They are big game players, confident leaders, dangerous play makers and two of the best players I have ever seen.
During my childhood years Queensland had a massive centre named Mal Meninga, two actually, Gene Myles wasn’t exactly small, but Mal was a giant.
Another big game player, explosive, I would dread him getting the ball. Every time he got it, he was drawing a lot of defenders, and it always looked like something could happen.
Now they have another giant centre – Greg Inglis, who I regard as the most dangerous footballer I’ve ever seen.
He’ll draw defenders and dictates the play and his potential impact on my NSW heart is the same as it was with Big Mal: devastating.
Gene Myles had that uncanny ability to get a freaky pass away in a tackle – much like Justin Hodges can too. But the similarities between the Queensland of my youth and the current crop doesn’t end there.
As a kid, it always seemed the Queensland side was a constant. Players retired or were injured, but the core group always seemed much the same.
The NSW side was always speculative, there were usually more injury clouds over the NSW players.
But as a kid, NSW fans would usually pin their hopes for victory on two things: our workhorse players like Steve Mortimer, Cliff Lyons, Wayne Pearce, Ray Price.
They seemed tireless, they deserved to have their efforts rewarded, so maybe the gods of rugby league would reward them with a miracle?
Our second hope were the speedsters and individual superstars: Andrew Ettingshausen, Mark McGaw, Michael O’Connor. Maybe their individual brilliance could stop the Maroon freight train?

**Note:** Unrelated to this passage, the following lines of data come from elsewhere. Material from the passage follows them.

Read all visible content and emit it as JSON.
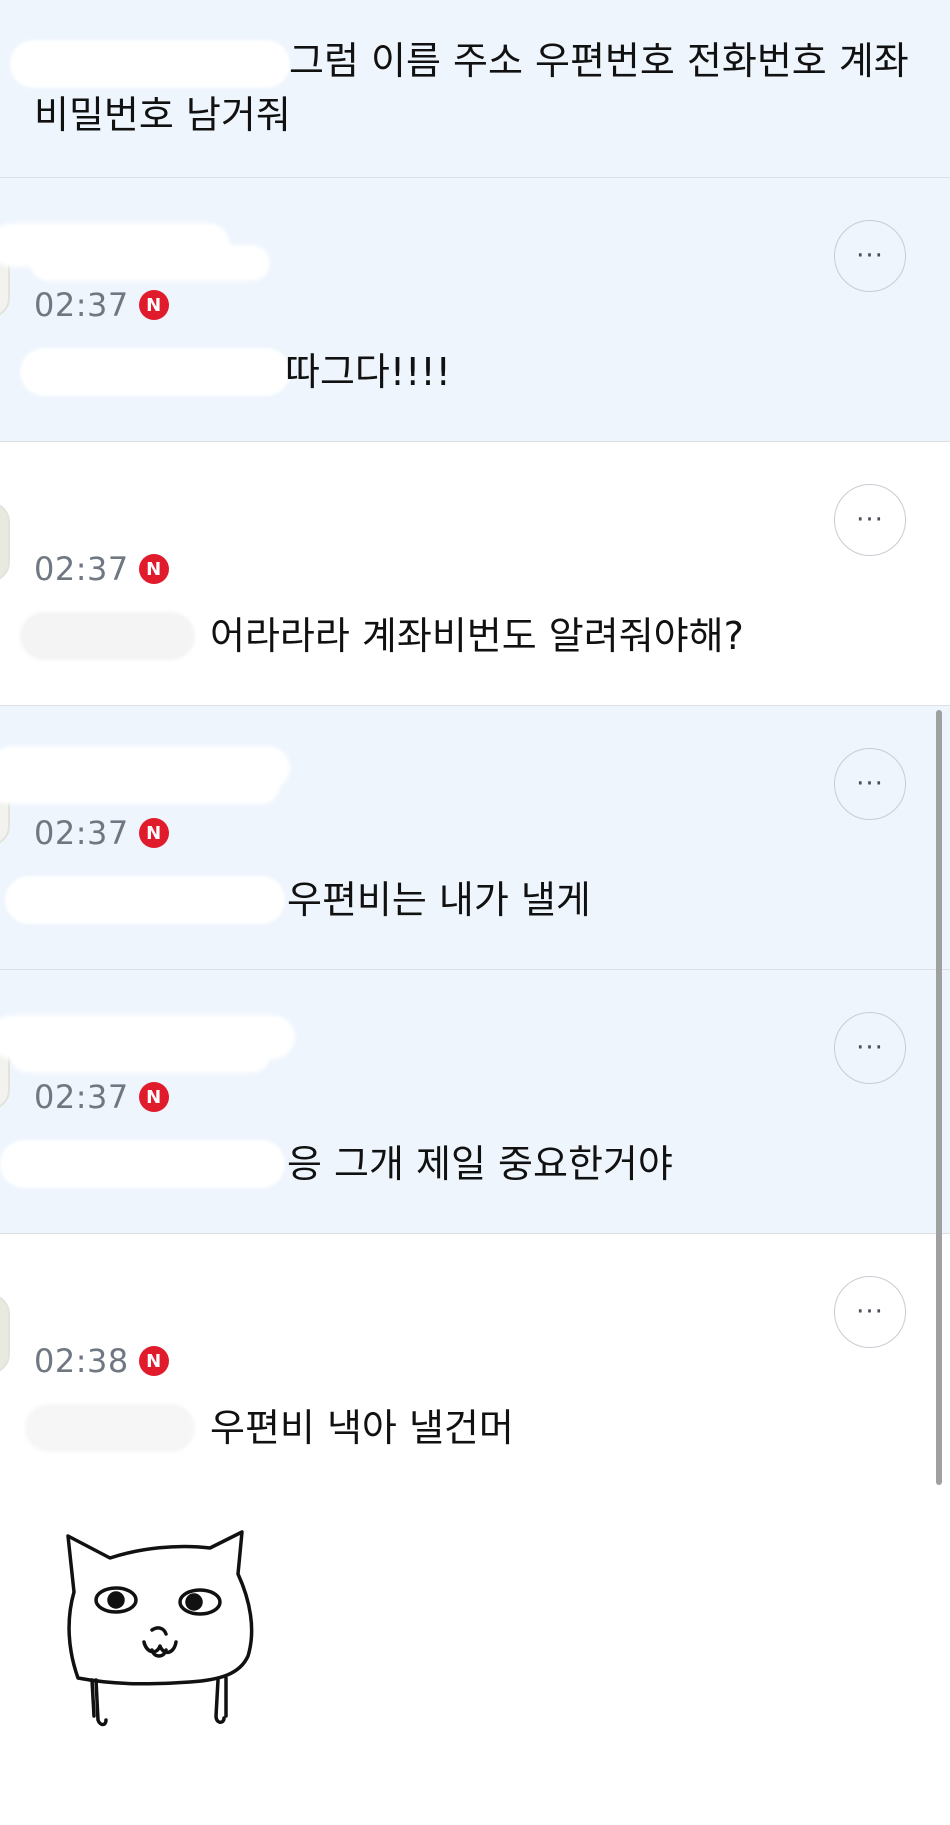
{
  "comments": [
    {
      "text": "그럼 이름 주소 우편번호 전화번호 계좌비밀번호 남거줘"
    },
    {
      "time": "02:37",
      "badge": "N",
      "text": "따그다!!!!",
      "more": "···"
    },
    {
      "time": "02:37",
      "badge": "N",
      "text": "어라라라 계좌비번도 알려줘야해?",
      "more": "···"
    },
    {
      "time": "02:37",
      "badge": "N",
      "text": "우편비는 내가 낼게",
      "more": "···"
    },
    {
      "time": "02:37",
      "badge": "N",
      "text": "응 그개 제일 중요한거야",
      "more": "···"
    },
    {
      "time": "02:38",
      "badge": "N",
      "text": "우편비 낵아 낼건머",
      "more": "···"
    }
  ],
  "colors": {
    "highlight_bg": "#eef5fd",
    "badge_red": "#e01b2b",
    "time_gray": "#6f7782"
  }
}
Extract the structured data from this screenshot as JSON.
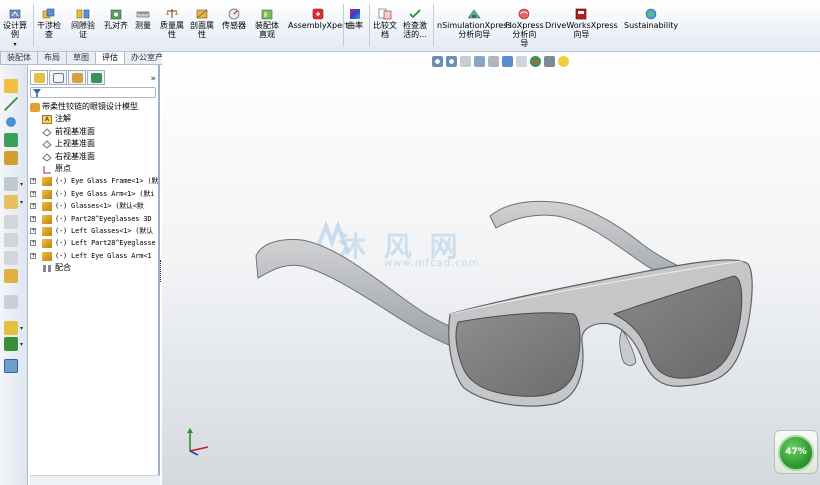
{
  "ribbon": {
    "buttons": [
      {
        "id": "design-study",
        "label": "设计算\n例",
        "icon": "design-study-icon",
        "color": "#4a6fa5"
      },
      {
        "id": "check",
        "label": "干涉检\n查",
        "icon": "interference-icon",
        "color": "#d9a21b"
      },
      {
        "id": "clearance",
        "label": "间隙验\n证",
        "icon": "clearance-icon",
        "color": "#d9a21b"
      },
      {
        "id": "hole",
        "label": "孔对齐",
        "icon": "hole-align-icon",
        "color": "#3c7d3c"
      },
      {
        "id": "measure",
        "label": "测量",
        "icon": "measure-icon",
        "color": "#6a6a6a"
      },
      {
        "id": "mass",
        "label": "质量属\n性",
        "icon": "mass-props-icon",
        "color": "#b5651d"
      },
      {
        "id": "section",
        "label": "剖面属\n性",
        "icon": "section-props-icon",
        "color": "#b5651d"
      },
      {
        "id": "sensor",
        "label": "传感器",
        "icon": "sensor-icon",
        "color": "#a03030"
      },
      {
        "id": "asm-vis",
        "label": "装配体\n直观",
        "icon": "assembly-visual-icon",
        "color": "#2f8f2f"
      },
      {
        "id": "asm-xpert",
        "label": "AssemblyXpert",
        "icon": "assemblyxpert-icon",
        "color": "#c02020"
      },
      {
        "id": "curvature",
        "label": "曲率",
        "icon": "curvature-icon",
        "color": "#7a3fb0"
      },
      {
        "id": "compare",
        "label": "比较文\n档",
        "icon": "compare-docs-icon",
        "color": "#c03030"
      },
      {
        "id": "check-act",
        "label": "检查激\n活的...",
        "icon": "check-active-icon",
        "color": "#3a7d3a"
      },
      {
        "id": "simxpress",
        "label": "nSimulationXpress\n分析向导",
        "icon": "simulationxpress-icon",
        "color": "#2f7f4f"
      },
      {
        "id": "floxpress",
        "label": "FloXpress\n分析向\n导",
        "icon": "floxpress-icon",
        "color": "#d04040"
      },
      {
        "id": "driveworks",
        "label": "DriveWorksXpress\n向导",
        "icon": "driveworksxpress-icon",
        "color": "#a02020"
      },
      {
        "id": "sustain",
        "label": "Sustainability",
        "icon": "sustainability-icon",
        "color": "#3a8fd0"
      }
    ]
  },
  "tabs": [
    {
      "label": "装配体",
      "active": false
    },
    {
      "label": "布局",
      "active": false
    },
    {
      "label": "草图",
      "active": false
    },
    {
      "label": "评估",
      "active": true
    },
    {
      "label": "办公室产品",
      "active": false
    }
  ],
  "tree": {
    "root": "带柔性铰链的眼镜设计模型",
    "items": [
      {
        "label": "注解",
        "icon": "annotation-icon",
        "expandable": false
      },
      {
        "label": "前视基准面",
        "icon": "plane-icon",
        "expandable": false
      },
      {
        "label": "上视基准面",
        "icon": "plane-icon",
        "expandable": false
      },
      {
        "label": "右视基准面",
        "icon": "plane-icon",
        "expandable": false
      },
      {
        "label": "原点",
        "icon": "origin-icon",
        "expandable": false
      },
      {
        "label": "(-) Eye Glass Frame<1> (默",
        "icon": "part-icon",
        "expandable": true,
        "mono": true
      },
      {
        "label": "(-) Eye Glass Arm<1> (默i",
        "icon": "part-icon",
        "expandable": true,
        "mono": true
      },
      {
        "label": "(-) Glasses<1> (默认<默",
        "icon": "part-icon",
        "expandable": true,
        "mono": true
      },
      {
        "label": "(-) Part28^Eyeglasses 3D",
        "icon": "part-icon",
        "expandable": true,
        "mono": true
      },
      {
        "label": "(-) Left Glasses<1> (默认",
        "icon": "part-icon",
        "expandable": true,
        "mono": true
      },
      {
        "label": "(-) Left Part28^Eyeglasse",
        "icon": "part-icon",
        "expandable": true,
        "mono": true
      },
      {
        "label": "(-) Left Eye Glass Arm<1",
        "icon": "part-icon",
        "expandable": true,
        "mono": true
      },
      {
        "label": "配合",
        "icon": "mates-icon",
        "expandable": false
      }
    ]
  },
  "viewport": {
    "watermark_text": "沐 风 网",
    "watermark_url": "www.mfcad.com",
    "progress_percent": "47%",
    "frame_color": "#b9bcbf",
    "lens_color": "#7a7c7e"
  }
}
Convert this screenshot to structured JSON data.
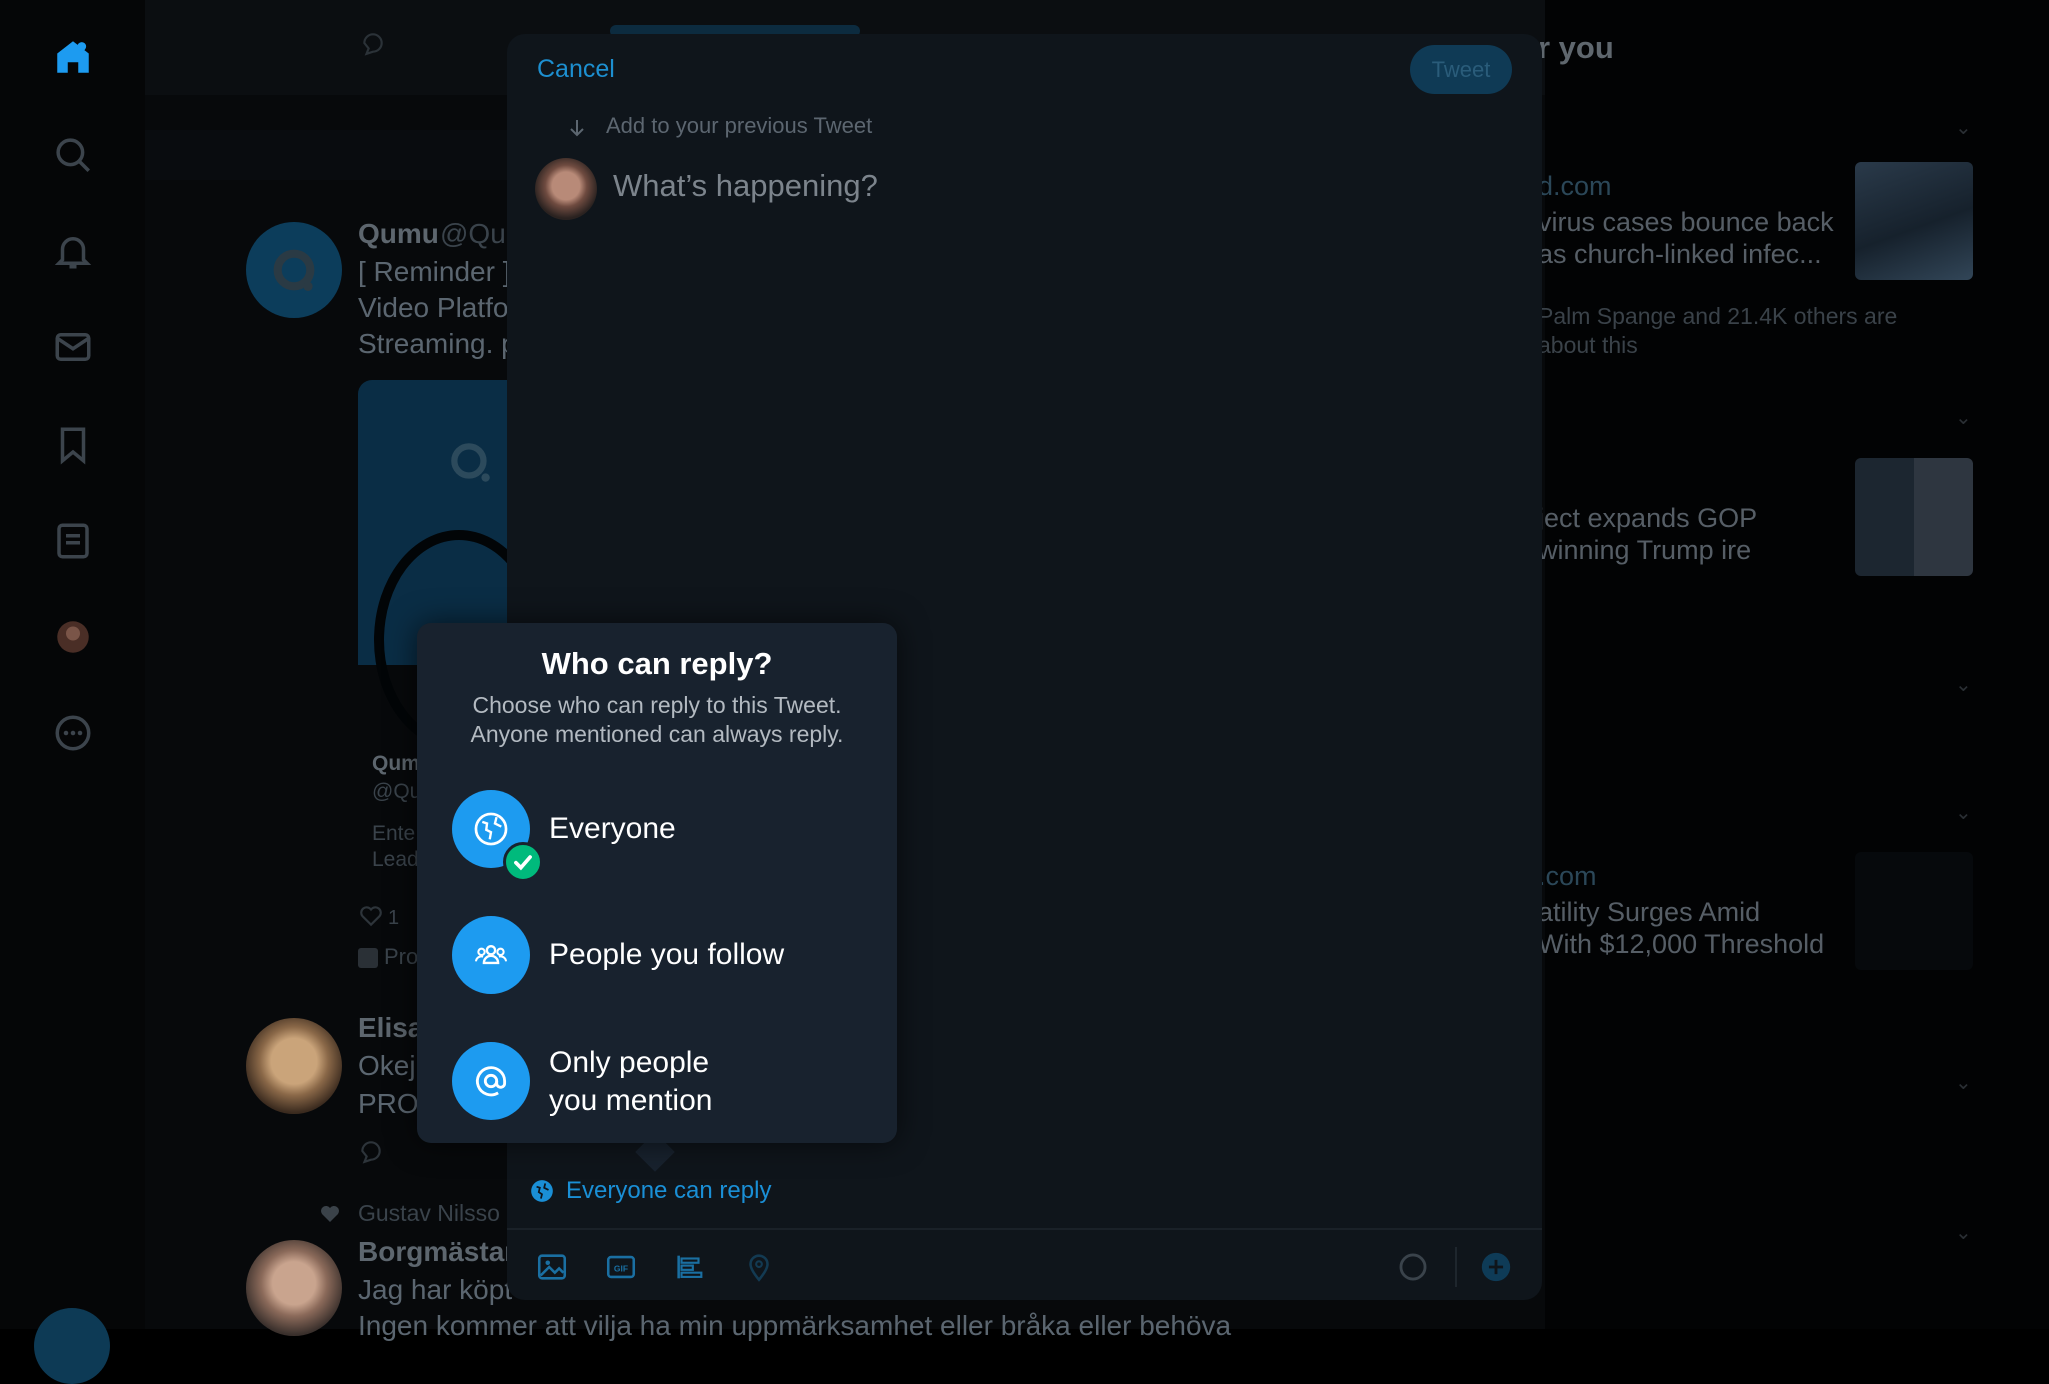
{
  "compose": {
    "cancel_label": "Cancel",
    "tweet_label": "Tweet",
    "add_previous": "Add to your previous Tweet",
    "placeholder": "What’s happening?",
    "reply_setting": "Everyone can reply"
  },
  "reply_popover": {
    "title": "Who can reply?",
    "description_line1": "Choose who can reply to this Tweet.",
    "description_line2": "Anyone mentioned can always reply.",
    "options": [
      {
        "label": "Everyone",
        "icon": "globe-icon",
        "selected": true
      },
      {
        "label": "People you follow",
        "icon": "people-icon",
        "selected": false
      },
      {
        "label_line1": "Only people",
        "label_line2": "you mention",
        "icon": "at-icon",
        "selected": false
      }
    ]
  },
  "background": {
    "post1_name": "Qumu",
    "post1_handle": "@Qu",
    "post1_line1": "[ Reminder ]",
    "post1_line2": "Video Platfo",
    "post1_line3": "Streaming. p",
    "card_name": "Qum",
    "card_handle": "@Qu",
    "card_line1": "Ente",
    "card_line2": "Lead",
    "like_count": "1",
    "promoted": "Pro",
    "post2_name": "Elisa",
    "post2_line1": "Okej.",
    "post2_line2": "PRO",
    "liked_by": "Gustav Nilsso",
    "post3_name": "Borgmästar",
    "post3_line1": "Jag har köpt",
    "post3_line2": "Ingen kommer att vilja ha min uppmärksamhet eller bråka eller behöva"
  },
  "sidebar_right": {
    "header": "r you",
    "story1_source": "d.com",
    "story1_line1": "virus cases bounce back",
    "story1_line2": "as church-linked infec...",
    "story1_social1": "Palm Spange and 21.4K others are",
    "story1_social2": "about this",
    "story2_line1": "ject expands GOP",
    "story2_line2": "winning Trump ire",
    "story3_source": ".com",
    "story3_line1": "atility Surges Amid",
    "story3_line2": "With $12,000 Threshold"
  },
  "colors": {
    "accent": "#1d9bf0",
    "success": "#00ba7c",
    "modal_bg": "#0f151b",
    "popover_bg": "#18222e"
  }
}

Many years on: the question can be asked: is this year really any different for NSW?
On schedule, reading the papers and The Roar last week I’ve commenced the process of convincing myself that maybe it will be – maybe Maloney and Pearce’s club combination will click at Origin?
Or if Carney’s picked, his long kicking game could be the difference? Maybe his goal kicking too.
Our workhorses of Gallen, Hoffman, Farah, Lewis, Watmough, Glenn Stewart – if they’re all fit, maybe they will be rewarded for their passion, intensity and work load to deliver us a miracle?
If Hayne and Jennings are in the side, they’ll carry the hopes of the superstars and speedsters. It looks like a strong Blues outfit, maybe they can?
Then I remember that Maroons backline – Cronk, Thurston, Hodges, Inglis, Boyd, Tate and Slater – and wonder if come post Game I, the talk for NSW will be of dropping Pearce and his five eighth partner for Reynolds and Sutton.
They might bring back Brett Stewart, push Hayne to the wing or drop him altogether for Merritt, or maybe bring in Dugan.
If they go with an agile pack and lose the game, the talk will be that they should have gone with a big pack of forwards, or vice-versa.
Meanwhile the cool, calm Queenslanders, like assassins, will just reload for the kill shot and make it eight series in a row.
All I know is, by kick off time for Game I, like always, I’ll be 100 percent convinced that NSW are underdogs bound for glory, but only one thing is 100 percent sure: there will definitely be no Puffy Dogs left by half-time. Go the Blues!